Agriculture remains a mainstay of the economy, accounting for more than one-third of GDP and about 55% of formal employment. Cash crops consist primarily of cocoa and cocoa products, which typically provide about one-third of export revenue, timber products, coconuts and other palm products, shea nuts, and coffee. Ghana also has established a successful program of nontraditional agricultural products for export including pineapples, cashews, and peppers. Cassava, yams, plantains, corn, rice, peanuts, millet, and sorghum are the basic foodstuffs. Fish, poultry, and meat also are important dietary staples.

Ghana's industrial base is relatively advanced compared to many other African countries. Industries include textiles, apparel, steel (using scrap), tires, oil refining, flour milling, beverages, tobacco, simple consumer goods, and car, truck, and bus assembly. Industry, including mining, manufacturing, construction and electricity, accounts for about 30% of GDP.

Gold shares the top export revenue spot with cocoa, each bringing in about $1 billion in 2006. Tourism has become one of Ghana's largest foreign income earners (ranking third in 2005 at $836 million), and the Ghanaian Government has placed strong emphasis on further development of the sector. The country's largest source of foreign exchange is remittances from abroad, which totaled about $4 billion in 2006.

Ghana's post-independence economic story has been a difficult one, but over the last 20 years, stability and growth have increasingly taken hold.

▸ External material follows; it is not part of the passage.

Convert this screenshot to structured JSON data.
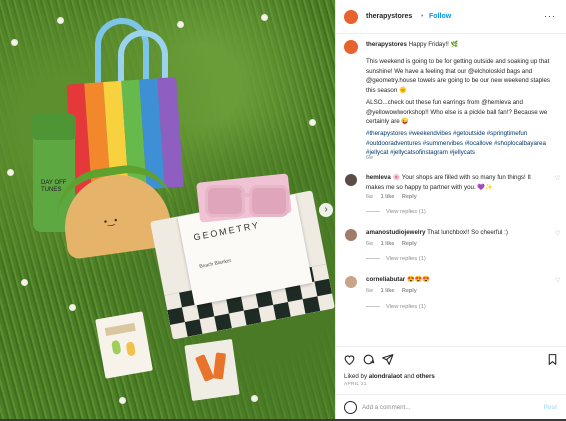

Real GDP growth has averaged 4% since the mid-1980s and was about 5% over the past decade. Inflation and interest rates spiked in 2008 due to twin external shocks of food and fuel price increases. Ghana's poverty rate has also come down markedly, from 52% in 1992 to 28.5% in 2006. Ghana is on track to meet the Millennium Development goal of halving extreme poverty by 2015.